Try it: The data below is to be repeated in full, exactly as shown.

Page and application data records
================

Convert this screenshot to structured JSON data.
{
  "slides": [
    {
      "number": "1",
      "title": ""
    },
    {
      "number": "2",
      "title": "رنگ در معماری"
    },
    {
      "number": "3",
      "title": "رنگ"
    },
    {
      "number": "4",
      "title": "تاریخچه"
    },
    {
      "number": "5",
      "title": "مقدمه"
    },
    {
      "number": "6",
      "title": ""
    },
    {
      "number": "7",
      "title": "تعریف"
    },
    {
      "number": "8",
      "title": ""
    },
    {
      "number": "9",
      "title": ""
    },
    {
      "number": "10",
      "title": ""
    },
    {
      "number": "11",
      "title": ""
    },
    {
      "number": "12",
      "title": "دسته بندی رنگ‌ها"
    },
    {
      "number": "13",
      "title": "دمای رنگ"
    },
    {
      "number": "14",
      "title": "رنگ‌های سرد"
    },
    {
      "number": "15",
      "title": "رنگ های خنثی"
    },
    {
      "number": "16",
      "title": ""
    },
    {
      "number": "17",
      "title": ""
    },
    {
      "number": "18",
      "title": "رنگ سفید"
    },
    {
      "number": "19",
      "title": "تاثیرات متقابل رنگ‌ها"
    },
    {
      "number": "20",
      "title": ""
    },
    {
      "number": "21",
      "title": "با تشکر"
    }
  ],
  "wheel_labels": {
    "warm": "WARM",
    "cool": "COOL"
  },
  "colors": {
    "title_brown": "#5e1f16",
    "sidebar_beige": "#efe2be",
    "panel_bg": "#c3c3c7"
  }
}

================

Problem solution:
Convert this screenshot to structured JSON data.
{
  "slides": [
    {
      "number": "1",
      "title": ""
    },
    {
      "number": "2",
      "title": "رنگ در معماری"
    },
    {
      "number": "3",
      "title": "رنگ"
    },
    {
      "number": "4",
      "title": "تاریخچه"
    },
    {
      "number": "5",
      "title": "مقدمه"
    },
    {
      "number": "6",
      "title": ""
    },
    {
      "number": "7",
      "title": "تعریف"
    },
    {
      "number": "8",
      "title": ""
    },
    {
      "number": "9",
      "title": ""
    },
    {
      "number": "10",
      "title": ""
    },
    {
      "number": "11",
      "title": ""
    },
    {
      "number": "12",
      "title": "دسته بندی رنگ‌ها"
    },
    {
      "number": "13",
      "title": "دمای رنگ"
    },
    {
      "number": "14",
      "title": "رنگ‌های سرد"
    },
    {
      "number": "15",
      "title": "رنگ های خنثی"
    },
    {
      "number": "16",
      "title": ""
    },
    {
      "number": "17",
      "title": ""
    },
    {
      "number": "18",
      "title": "رنگ سفید"
    },
    {
      "number": "19",
      "title": "تاثیرات متقابل رنگ‌ها"
    },
    {
      "number": "20",
      "title": ""
    },
    {
      "number": "21",
      "title": "با تشکر"
    }
  ],
  "wheel_labels": {
    "warm": "WARM",
    "cool": "COOL"
  },
  "colors": {
    "title_brown": "#5e1f16",
    "sidebar_beige": "#efe2be",
    "panel_bg": "#c3c3c7"
  }
}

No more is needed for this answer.